Researcher: Phuong Thi Le
Affiliation: University of South Australia
Primary supervisor: A/Prof. Nicholas Chileshe, A/Prof. Konstantinos Kirytopoulos
Thesis language: English
The aim of this research is to enhance risk management in Vietnam.
Risk management in public private partnership (PPP) projects has been researched extensively in various countries. However, research concerning developing countries is inadequate, especially in regard to a specific PPP arrangement. This study was conducted in Vietnam, where many transportation projects are financed by the build operate transfer (BOT) model. The aim of the study is to enhance risk management in Vietnam.
The research was designed sequentially, using a mixed method that emphasised the quantitative approach rather than the qualitative approach. The research included three main phases to achieve the research aim and objectives: a systematic literature review (SLR), interviews and a questionnaire survey. The aim of the SLR was to identify and classify risks related to PPP transportation projects throughout the world. Interviews were employed to refine the risk list and the risk breakdown structure (RBS) established in the previous phase of the study to fit within the specific context of a developing country, such as Vietnam. Lastly, a questionnaire survey was conducted to investigate the risk perception of stakeholders. Qualitative data analysis and quantitative data analysis were performed using NVivo and SPSS software respectively to answer the research questions.
A comprehensive risk list including 86 risks associated with PPP transportation projects and an RBS that classified risks mainly according to the projects' life cycle phases were established following the SLR. Through interviews, the list of risks was refined to a final list of 40 risks applicable to BOT transportation projects in Vietnam.

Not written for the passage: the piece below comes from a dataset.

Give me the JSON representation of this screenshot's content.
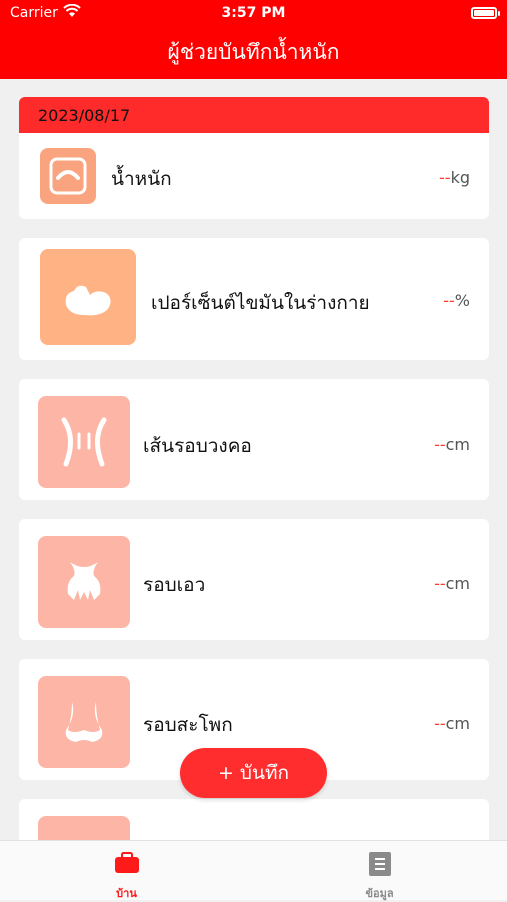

Descriptive statistical analysis resulted in the priority of 40 risks regarding the probability of occurrence (P), the severity of impact of risks (I) and the significance of risks (RS). The top five most significant risks in BOT transportation projects in Vietnam were 'Problems with land acquisition and compensation', 'Inappropriate location of toll booths', 'Public resistance to pay', 'Lack of cash flow' and 'High toll rate'. In addition, inferential statistical analysis showed no significant differences in the risk perception of the public and private sectors, except for the risk of 'Lack of cash flow'. Frequency analysis showed the result of the best management sector, in which the majority of risks were ambiguous in terms of the management sector reference. A catalogue of risk allocation recommendations was built based on this reference, which focuses on the management capability of sectors. Finally, a latent structure of risks was explored through factor analysis, resulting in seven main factors.
The outcomes of the research are risk rankings, the structure of risks in BOT transportation projects and a catalogue of risk allocation recommendations that contribute to the body of knowledge on enhancing risk management in BOT transportation projects in developing countries. For academics, the research provides avenues for comparative studies with similar emerging economies in the CIVETS (Colombia, Indonesia, Vietnam, Egypt, Turkey and South Africa) group. For practitioners in PPPs, the research provides useful information to assist stakeholders in their decision-making when participating in BOT transportation projects as well as in negotiations to include appropriate risk allocation strategies in BOT contracts. In addition, the study can assist the Vietnamese government to establish suitable policies and frameworks to enhance project performance.